A team of scientists at IISc have calculated the energy consumption of urban buildings across India thus paving the way for efficient energy usage by one of the highest energy consumers’ worldwide-buildings.
Buildings consume around half of all the energy produced worldwide. A modern urban household consumes energy for several electrical appliances including television, refrigerator, heating, cooling and lighting equipment, aside from the energy consumed during the construction of a modern structure. Understanding the power consumption of a building during construction and after, enables us to build structures that consume energy much more efficiently and conservatively.
The team comprising of Prof. KI Praseeda, Prof. BV Venkatarama Reddy and Prof. Monto Mani from IISc has calculated the total energy consumed during the entire life span or Life Cycle Energy (LCE) of urban buildings. They chose 16 residential buildings situated in warm, cold, moderate and composite climatic zones, in urban and peri-urban areas across India.
The LCE of a building is a sum of four terms. The Embodied Energy (EE), which is the energy consumed during the construction of the building, including the energy consumed during manufacture of the materials, transportation and construction. The Operational Energy (OE), which is the amount of energy utilized during operation and maintenance of the building. The Recurring embodied energy, which involves the energy used during any maintenance work. And finally, the energy consumed during the demolition of the building. The recurring embodied energy and demolition energy, of the building was ignored in the current study as it contributes less than 1% to the Life Cycle Energy of the building.
The Embodied Energy of the materials is a major contributor to the EE of the building. The Embodied Energy was calculated by referring to shop drawings, bills of quantities and specifications. The research has shown that using modern building materials like Reinforced concrete blocks and burnt clay brick masonry increased the Embodied Energy of structures. Using materials like cement, steel and glass within a structure especially contributed to increasing this factor. The study also did not find much variation in the Embodied Energy of the building and the different climatic zones which is attributed mainly to the stereotypical construction methods adopted across the urban parts of the country

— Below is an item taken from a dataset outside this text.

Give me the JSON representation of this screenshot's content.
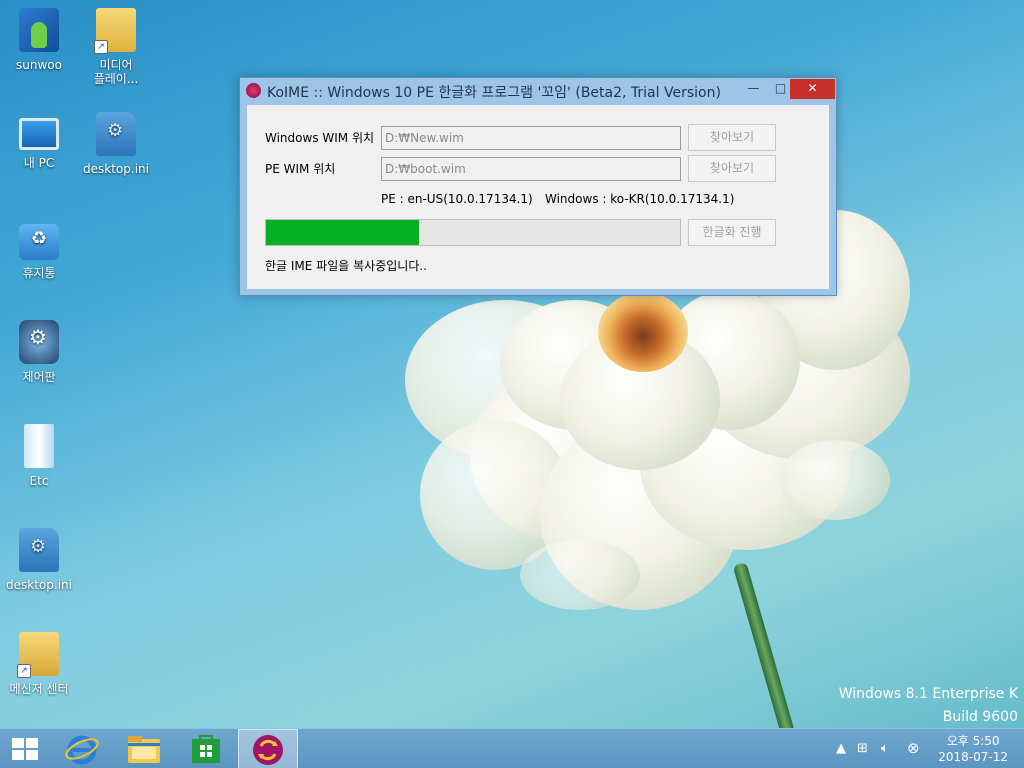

Operational energy, on the other hand, is affected by the design of the structure. Not allowing for natural ventilation during the design and construction of the building increases the dependency of the household on electrical and mechanical heating and cooling equipment like ceiling fans and air conditioners, thus increasing the operational energy of the building. The operational energy was determined in some cases by referring to the energy bills of a household. The study found that buildings in composite climatic zones had the highest operational energies followed by the ones in cold climatic zones. This is mainly because of the extensive use of room temperature conditioners in these zones, which could be avoided to an extent by better space conditioning.
The study has thrown light on the different practises one could adapt while building, in order to reduce energy consumption and thus reduce the carbon footprint of such a building. Research has shown that the usage of alternative building materials like stabilized soil blocks and rammed earth can considerably reduce the Embodied Energy of buildings. Also, by designing better space- conditioned structures, one can better utilise natural air ventilation and light, reducing the dependency on heating, cooling and lighting equipment.
Thus, by making suitable modifications in the way we construct, we could make giant leaps towards energy conservation. The study can be used as a manual while designing new structures such that buildings, that would otherwise devour high amounts of energy, would be efficient and conservative with energy consumption.
About the authors:
K.I Praseeda is a research student at the Department of Civil Engineering at IISc.
Prof. B.V Venkatarama Reddy is an associate professor at the Department of Civil Engineering at IISc.
Prof. Monto Mani is an Associate Professor at the Centre for Sustainability Technologies at IISc.